(Task to complete) Filter the material below so that only lines containing "User" remain.
The input START
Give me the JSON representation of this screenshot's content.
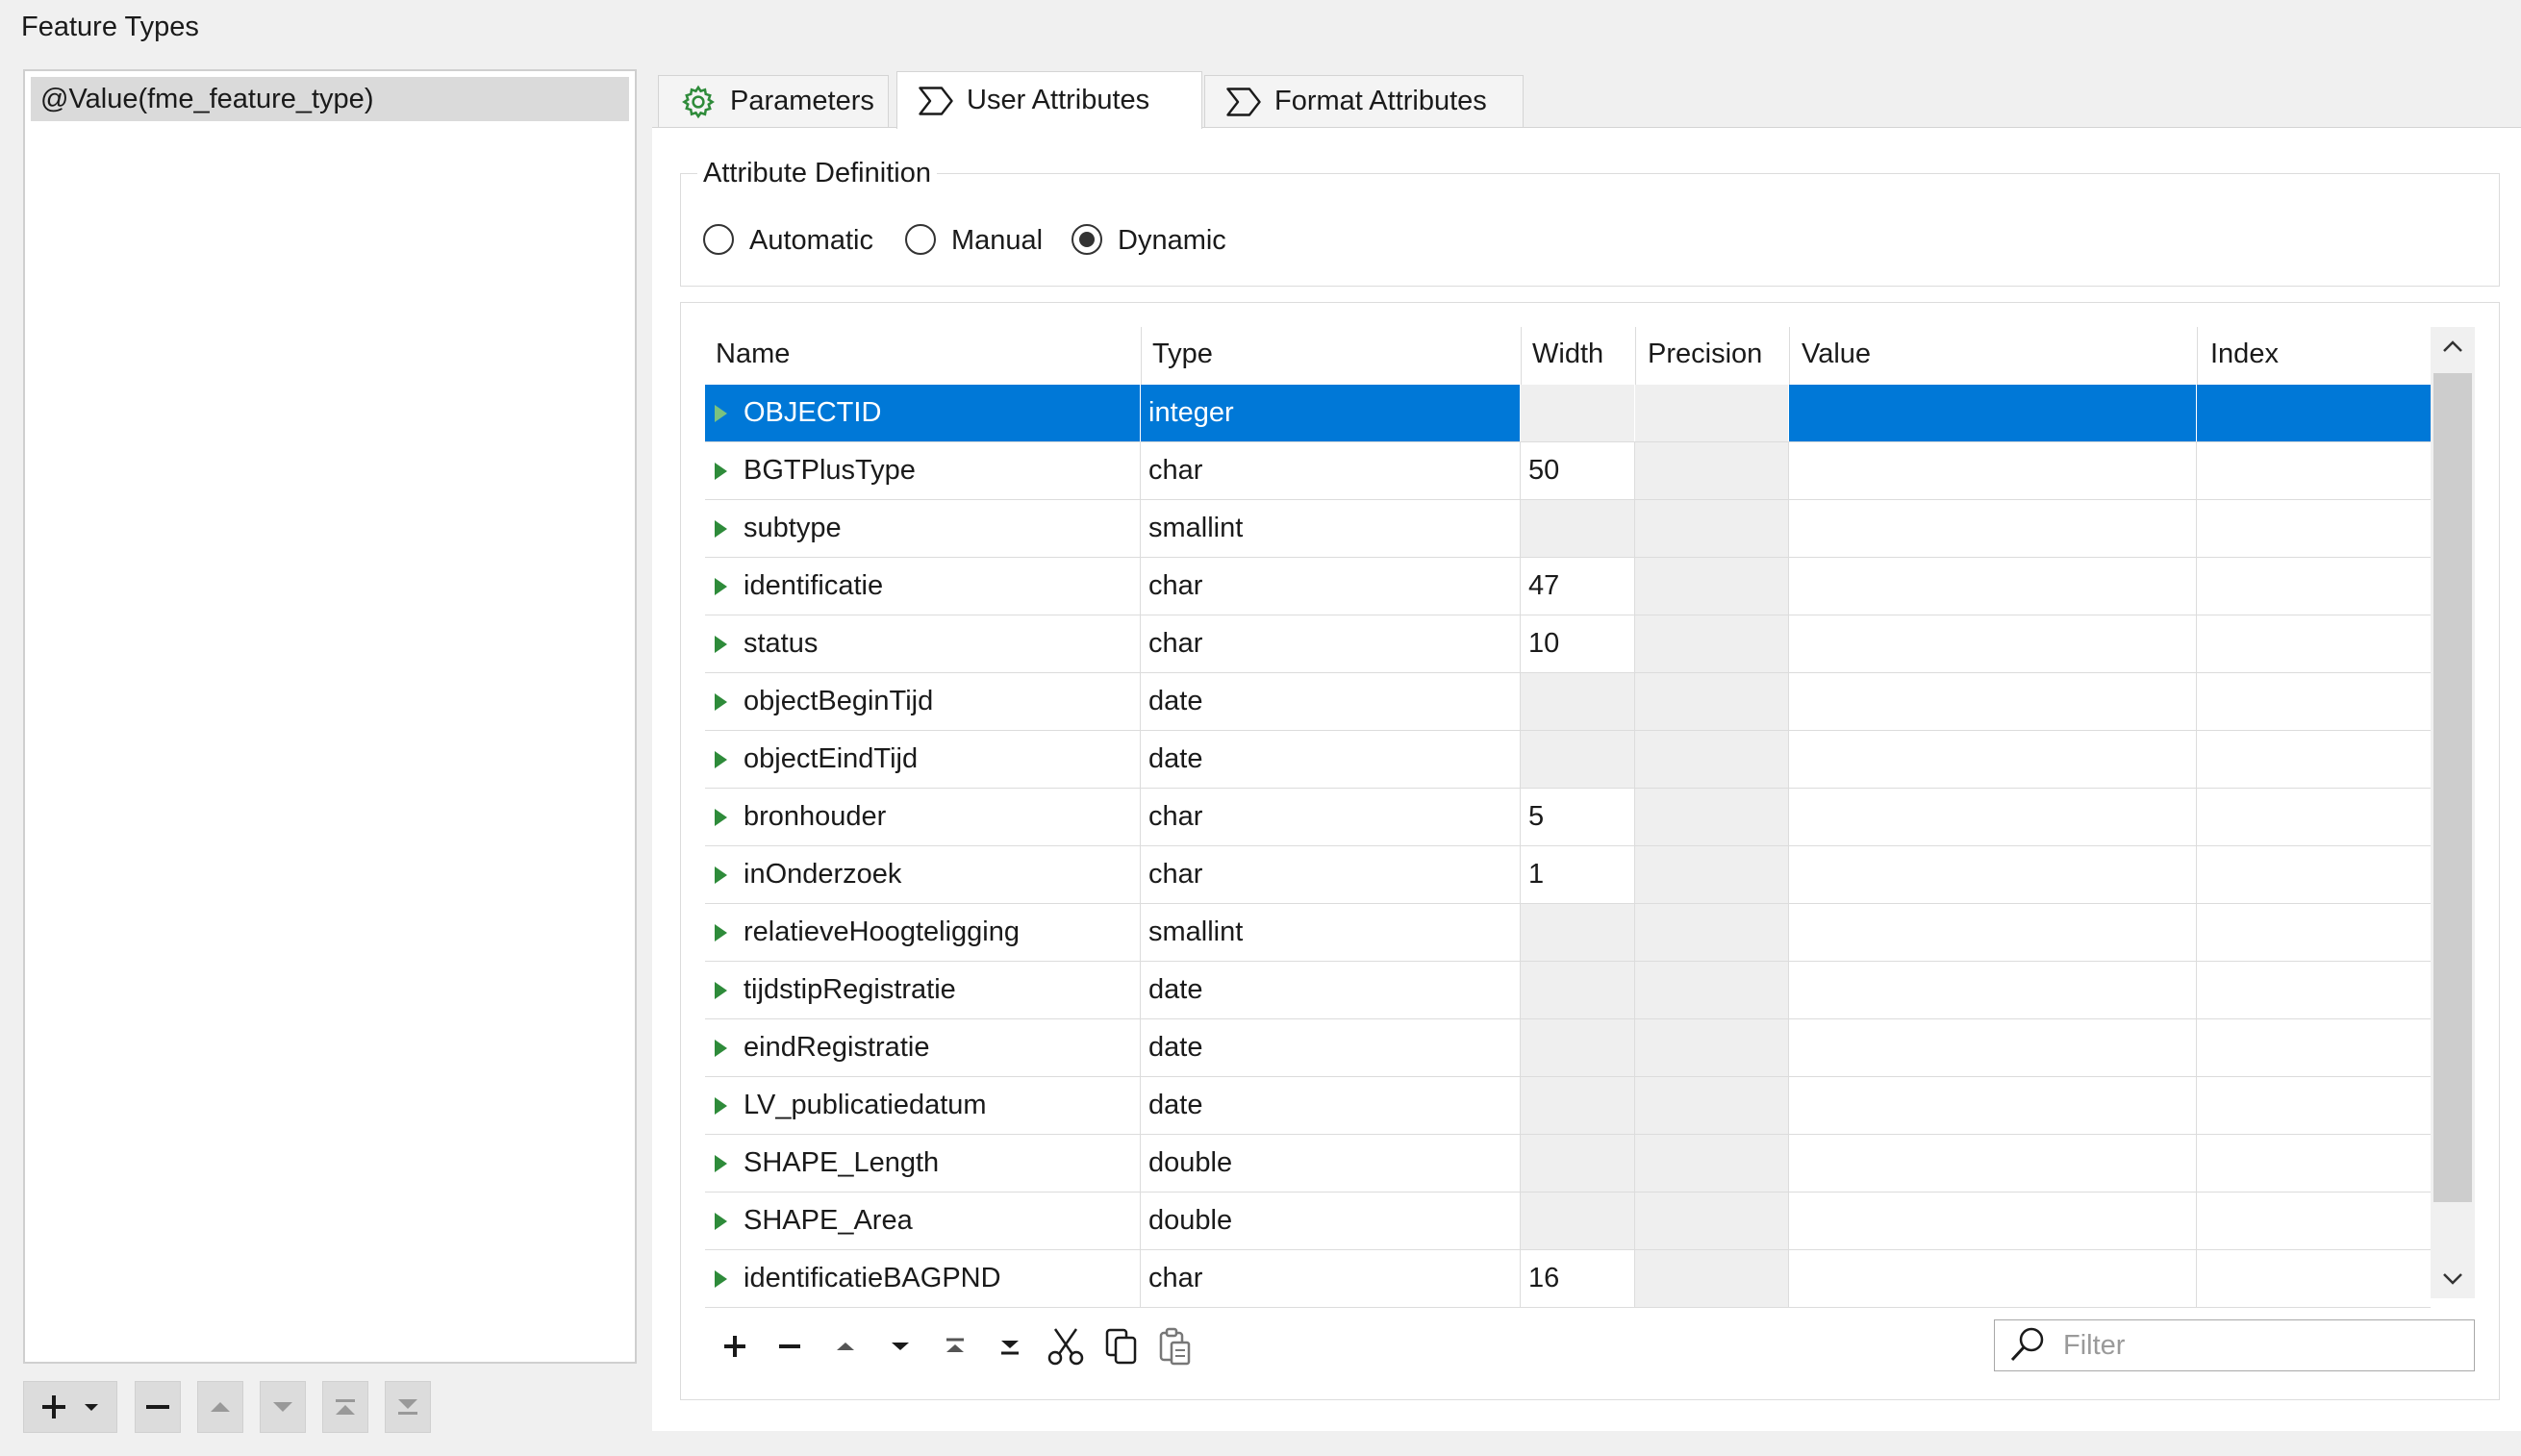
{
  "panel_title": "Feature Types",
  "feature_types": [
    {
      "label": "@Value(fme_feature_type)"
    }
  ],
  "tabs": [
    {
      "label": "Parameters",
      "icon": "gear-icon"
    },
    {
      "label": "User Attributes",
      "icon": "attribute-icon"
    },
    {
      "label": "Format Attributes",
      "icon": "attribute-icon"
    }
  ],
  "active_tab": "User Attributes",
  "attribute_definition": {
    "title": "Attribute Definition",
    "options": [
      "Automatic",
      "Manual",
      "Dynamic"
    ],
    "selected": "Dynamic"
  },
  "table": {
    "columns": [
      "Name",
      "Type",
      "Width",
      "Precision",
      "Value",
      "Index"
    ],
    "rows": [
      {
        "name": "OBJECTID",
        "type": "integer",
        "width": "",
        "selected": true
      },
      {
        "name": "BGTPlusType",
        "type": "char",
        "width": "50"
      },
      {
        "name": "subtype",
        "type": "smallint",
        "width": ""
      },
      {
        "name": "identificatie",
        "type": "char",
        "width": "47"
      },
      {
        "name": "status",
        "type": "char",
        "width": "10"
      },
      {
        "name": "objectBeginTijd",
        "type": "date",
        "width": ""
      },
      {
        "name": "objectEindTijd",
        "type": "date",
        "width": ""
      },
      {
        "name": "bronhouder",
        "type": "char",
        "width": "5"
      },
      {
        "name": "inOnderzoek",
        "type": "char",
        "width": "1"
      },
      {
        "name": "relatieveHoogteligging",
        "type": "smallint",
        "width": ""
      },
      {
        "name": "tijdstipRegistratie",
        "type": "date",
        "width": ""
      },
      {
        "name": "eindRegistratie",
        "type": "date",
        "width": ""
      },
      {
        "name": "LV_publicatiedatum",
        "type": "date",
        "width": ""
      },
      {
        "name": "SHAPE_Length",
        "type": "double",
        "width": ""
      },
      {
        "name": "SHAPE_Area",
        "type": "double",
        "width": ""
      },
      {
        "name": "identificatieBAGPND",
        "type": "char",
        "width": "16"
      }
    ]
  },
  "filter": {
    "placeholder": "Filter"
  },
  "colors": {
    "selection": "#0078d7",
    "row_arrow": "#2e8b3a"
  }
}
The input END
(Answer to this task)
      "label": "User Attributes",
  "active_tab": "User Attributes",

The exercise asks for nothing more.